[Saved entries]
◇ ◇ ◇ ◇

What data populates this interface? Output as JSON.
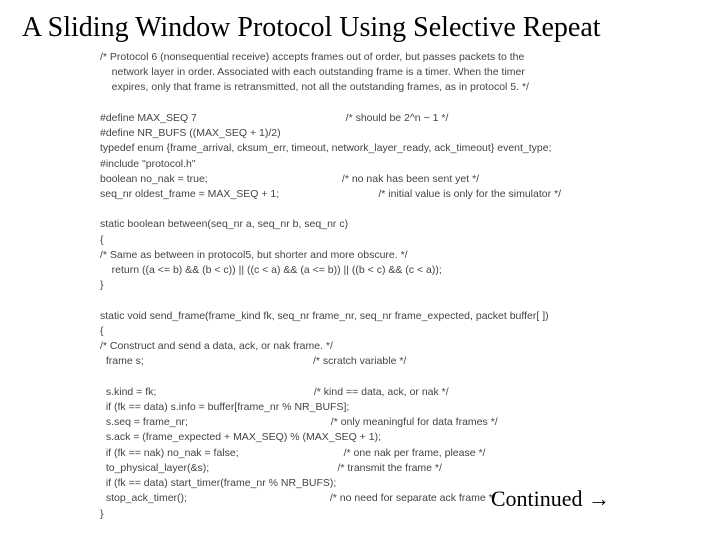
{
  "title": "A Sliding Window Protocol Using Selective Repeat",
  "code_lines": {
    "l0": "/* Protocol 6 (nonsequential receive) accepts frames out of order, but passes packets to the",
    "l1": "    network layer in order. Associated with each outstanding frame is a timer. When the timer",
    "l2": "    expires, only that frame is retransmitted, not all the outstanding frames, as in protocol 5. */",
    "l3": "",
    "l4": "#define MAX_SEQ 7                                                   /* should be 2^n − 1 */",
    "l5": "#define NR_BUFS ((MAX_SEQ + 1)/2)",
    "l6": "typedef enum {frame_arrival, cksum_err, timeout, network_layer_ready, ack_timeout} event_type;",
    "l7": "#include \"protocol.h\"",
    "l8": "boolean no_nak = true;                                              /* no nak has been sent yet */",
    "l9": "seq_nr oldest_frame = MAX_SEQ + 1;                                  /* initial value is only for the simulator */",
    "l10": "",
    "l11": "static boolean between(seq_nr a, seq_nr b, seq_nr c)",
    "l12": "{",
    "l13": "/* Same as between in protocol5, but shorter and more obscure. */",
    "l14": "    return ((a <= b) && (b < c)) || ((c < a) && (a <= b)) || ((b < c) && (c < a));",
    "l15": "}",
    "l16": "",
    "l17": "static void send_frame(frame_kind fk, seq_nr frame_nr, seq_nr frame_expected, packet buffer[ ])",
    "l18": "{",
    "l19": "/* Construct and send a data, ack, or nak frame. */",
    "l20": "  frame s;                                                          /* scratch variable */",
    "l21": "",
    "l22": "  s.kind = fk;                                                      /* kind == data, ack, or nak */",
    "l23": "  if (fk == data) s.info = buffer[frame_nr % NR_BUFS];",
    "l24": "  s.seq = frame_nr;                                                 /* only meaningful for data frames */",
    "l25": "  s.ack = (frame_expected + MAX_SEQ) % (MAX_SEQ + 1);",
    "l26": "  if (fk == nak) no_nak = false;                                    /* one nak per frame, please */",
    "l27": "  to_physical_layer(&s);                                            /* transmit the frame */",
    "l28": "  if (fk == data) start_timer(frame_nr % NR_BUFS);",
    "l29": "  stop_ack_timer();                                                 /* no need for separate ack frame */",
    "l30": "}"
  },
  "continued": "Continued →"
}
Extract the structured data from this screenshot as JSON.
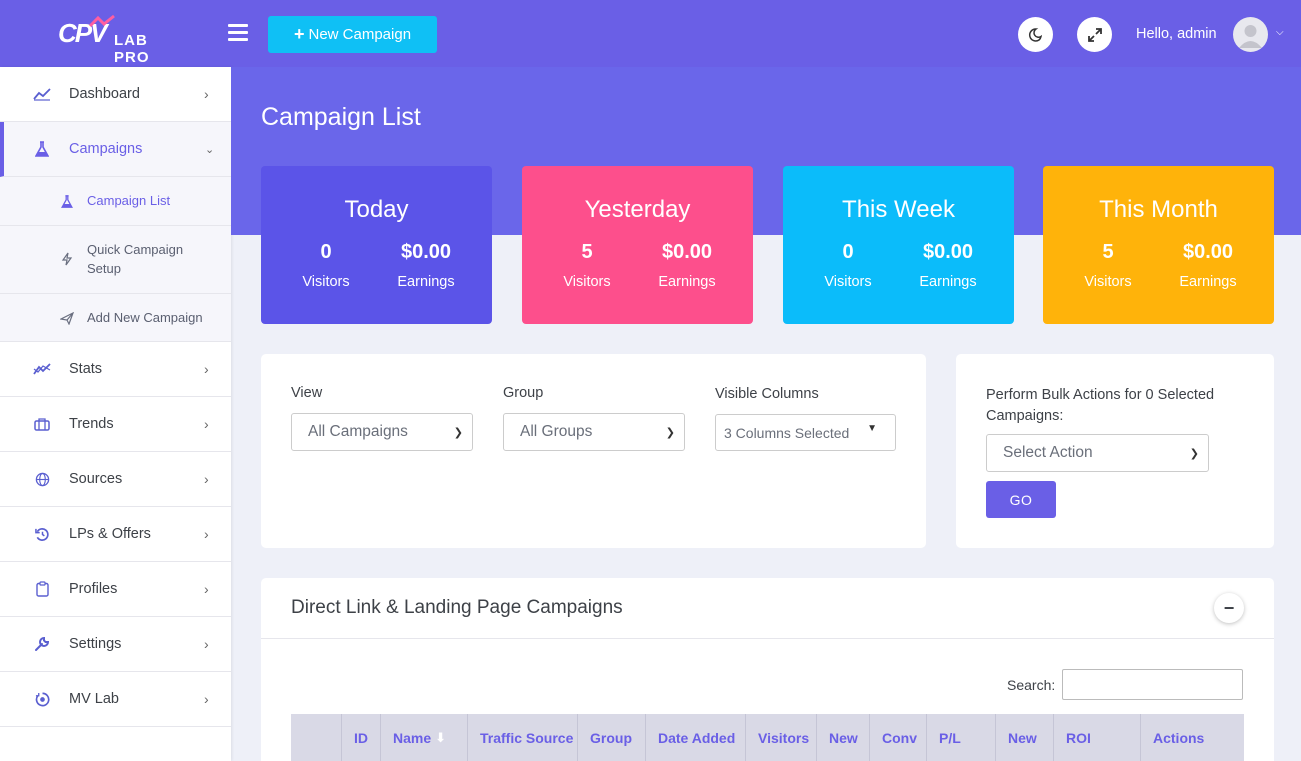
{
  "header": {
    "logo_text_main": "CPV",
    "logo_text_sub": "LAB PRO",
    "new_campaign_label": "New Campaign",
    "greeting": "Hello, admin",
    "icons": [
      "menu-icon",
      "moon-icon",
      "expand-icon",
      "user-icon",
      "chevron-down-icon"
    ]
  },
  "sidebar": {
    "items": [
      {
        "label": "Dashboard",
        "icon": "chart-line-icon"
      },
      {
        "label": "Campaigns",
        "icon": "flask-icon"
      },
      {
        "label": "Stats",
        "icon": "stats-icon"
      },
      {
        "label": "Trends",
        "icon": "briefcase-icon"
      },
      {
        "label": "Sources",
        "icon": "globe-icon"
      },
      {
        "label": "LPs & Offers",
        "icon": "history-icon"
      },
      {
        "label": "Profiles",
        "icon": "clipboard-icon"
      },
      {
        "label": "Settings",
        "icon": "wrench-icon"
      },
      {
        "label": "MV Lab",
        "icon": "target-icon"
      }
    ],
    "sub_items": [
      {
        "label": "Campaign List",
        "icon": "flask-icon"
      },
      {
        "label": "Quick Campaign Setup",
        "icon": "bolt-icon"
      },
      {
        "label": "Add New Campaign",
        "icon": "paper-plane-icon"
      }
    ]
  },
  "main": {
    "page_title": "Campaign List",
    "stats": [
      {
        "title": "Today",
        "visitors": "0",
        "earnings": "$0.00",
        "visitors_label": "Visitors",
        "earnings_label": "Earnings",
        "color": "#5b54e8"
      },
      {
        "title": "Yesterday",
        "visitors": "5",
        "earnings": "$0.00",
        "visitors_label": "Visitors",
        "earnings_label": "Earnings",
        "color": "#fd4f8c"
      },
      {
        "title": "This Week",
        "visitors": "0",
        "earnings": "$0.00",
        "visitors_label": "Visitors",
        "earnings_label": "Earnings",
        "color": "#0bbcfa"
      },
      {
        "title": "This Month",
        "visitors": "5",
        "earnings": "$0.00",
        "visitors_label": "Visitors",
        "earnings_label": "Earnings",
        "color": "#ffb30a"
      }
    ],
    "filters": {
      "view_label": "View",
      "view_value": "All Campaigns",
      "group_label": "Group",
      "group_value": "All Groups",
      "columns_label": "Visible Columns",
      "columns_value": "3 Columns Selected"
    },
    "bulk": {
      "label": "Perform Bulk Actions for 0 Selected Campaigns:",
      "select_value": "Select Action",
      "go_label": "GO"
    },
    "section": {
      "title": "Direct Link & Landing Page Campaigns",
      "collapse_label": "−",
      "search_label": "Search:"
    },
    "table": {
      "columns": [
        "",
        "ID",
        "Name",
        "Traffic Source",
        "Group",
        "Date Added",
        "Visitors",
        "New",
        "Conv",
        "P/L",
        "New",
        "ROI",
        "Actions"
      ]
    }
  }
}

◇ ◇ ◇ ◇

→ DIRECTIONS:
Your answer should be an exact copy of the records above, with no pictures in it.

→ OUTPUT:
What data populates this interface? Output as JSON.
{
  "title": "A Sliding Window Protocol Using Selective Repeat",
  "code_lines": {
    "l0": "/* Protocol 6 (nonsequential receive) accepts frames out of order, but passes packets to the",
    "l1": "    network layer in order. Associated with each outstanding frame is a timer. When the timer",
    "l2": "    expires, only that frame is retransmitted, not all the outstanding frames, as in protocol 5. */",
    "l3": "",
    "l4": "#define MAX_SEQ 7                                                   /* should be 2^n − 1 */",
    "l5": "#define NR_BUFS ((MAX_SEQ + 1)/2)",
    "l6": "typedef enum {frame_arrival, cksum_err, timeout, network_layer_ready, ack_timeout} event_type;",
    "l7": "#include \"protocol.h\"",
    "l8": "boolean no_nak = true;                                              /* no nak has been sent yet */",
    "l9": "seq_nr oldest_frame = MAX_SEQ + 1;                                  /* initial value is only for the simulator */",
    "l10": "",
    "l11": "static boolean between(seq_nr a, seq_nr b, seq_nr c)",
    "l12": "{",
    "l13": "/* Same as between in protocol5, but shorter and more obscure. */",
    "l14": "    return ((a <= b) && (b < c)) || ((c < a) && (a <= b)) || ((b < c) && (c < a));",
    "l15": "}",
    "l16": "",
    "l17": "static void send_frame(frame_kind fk, seq_nr frame_nr, seq_nr frame_expected, packet buffer[ ])",
    "l18": "{",
    "l19": "/* Construct and send a data, ack, or nak frame. */",
    "l20": "  frame s;                                                          /* scratch variable */",
    "l21": "",
    "l22": "  s.kind = fk;                                                      /* kind == data, ack, or nak */",
    "l23": "  if (fk == data) s.info = buffer[frame_nr % NR_BUFS];",
    "l24": "  s.seq = frame_nr;                                                 /* only meaningful for data frames */",
    "l25": "  s.ack = (frame_expected + MAX_SEQ) % (MAX_SEQ + 1);",
    "l26": "  if (fk == nak) no_nak = false;                                    /* one nak per frame, please */",
    "l27": "  to_physical_layer(&s);                                            /* transmit the frame */",
    "l28": "  if (fk == data) start_timer(frame_nr % NR_BUFS);",
    "l29": "  stop_ack_timer();                                                 /* no need for separate ack frame */",
    "l30": "}"
  },
  "continued": "Continued →"
}
Extract the structured data from this screenshot as JSON.
{
  "header": {
    "logo_text_main": "CPV",
    "logo_text_sub": "LAB PRO",
    "new_campaign_label": "New Campaign",
    "greeting": "Hello, admin",
    "icons": [
      "menu-icon",
      "moon-icon",
      "expand-icon",
      "user-icon",
      "chevron-down-icon"
    ]
  },
  "sidebar": {
    "items": [
      {
        "label": "Dashboard",
        "icon": "chart-line-icon"
      },
      {
        "label": "Campaigns",
        "icon": "flask-icon"
      },
      {
        "label": "Stats",
        "icon": "stats-icon"
      },
      {
        "label": "Trends",
        "icon": "briefcase-icon"
      },
      {
        "label": "Sources",
        "icon": "globe-icon"
      },
      {
        "label": "LPs & Offers",
        "icon": "history-icon"
      },
      {
        "label": "Profiles",
        "icon": "clipboard-icon"
      },
      {
        "label": "Settings",
        "icon": "wrench-icon"
      },
      {
        "label": "MV Lab",
        "icon": "target-icon"
      }
    ],
    "sub_items": [
      {
        "label": "Campaign List",
        "icon": "flask-icon"
      },
      {
        "label": "Quick Campaign Setup",
        "icon": "bolt-icon"
      },
      {
        "label": "Add New Campaign",
        "icon": "paper-plane-icon"
      }
    ]
  },
  "main": {
    "page_title": "Campaign List",
    "stats": [
      {
        "title": "Today",
        "visitors": "0",
        "earnings": "$0.00",
        "visitors_label": "Visitors",
        "earnings_label": "Earnings",
        "color": "#5b54e8"
      },
      {
        "title": "Yesterday",
        "visitors": "5",
        "earnings": "$0.00",
        "visitors_label": "Visitors",
        "earnings_label": "Earnings",
        "color": "#fd4f8c"
      },
      {
        "title": "This Week",
        "visitors": "0",
        "earnings": "$0.00",
        "visitors_label": "Visitors",
        "earnings_label": "Earnings",
        "color": "#0bbcfa"
      },
      {
        "title": "This Month",
        "visitors": "5",
        "earnings": "$0.00",
        "visitors_label": "Visitors",
        "earnings_label": "Earnings",
        "color": "#ffb30a"
      }
    ],
    "filters": {
      "view_label": "View",
      "view_value": "All Campaigns",
      "group_label": "Group",
      "group_value": "All Groups",
      "columns_label": "Visible Columns",
      "columns_value": "3 Columns Selected"
    },
    "bulk": {
      "label": "Perform Bulk Actions for 0 Selected Campaigns:",
      "select_value": "Select Action",
      "go_label": "GO"
    },
    "section": {
      "title": "Direct Link & Landing Page Campaigns",
      "collapse_label": "−",
      "search_label": "Search:"
    },
    "table": {
      "columns": [
        "",
        "ID",
        "Name",
        "Traffic Source",
        "Group",
        "Date Added",
        "Visitors",
        "New",
        "Conv",
        "P/L",
        "New",
        "ROI",
        "Actions"
      ]
    }
  }
}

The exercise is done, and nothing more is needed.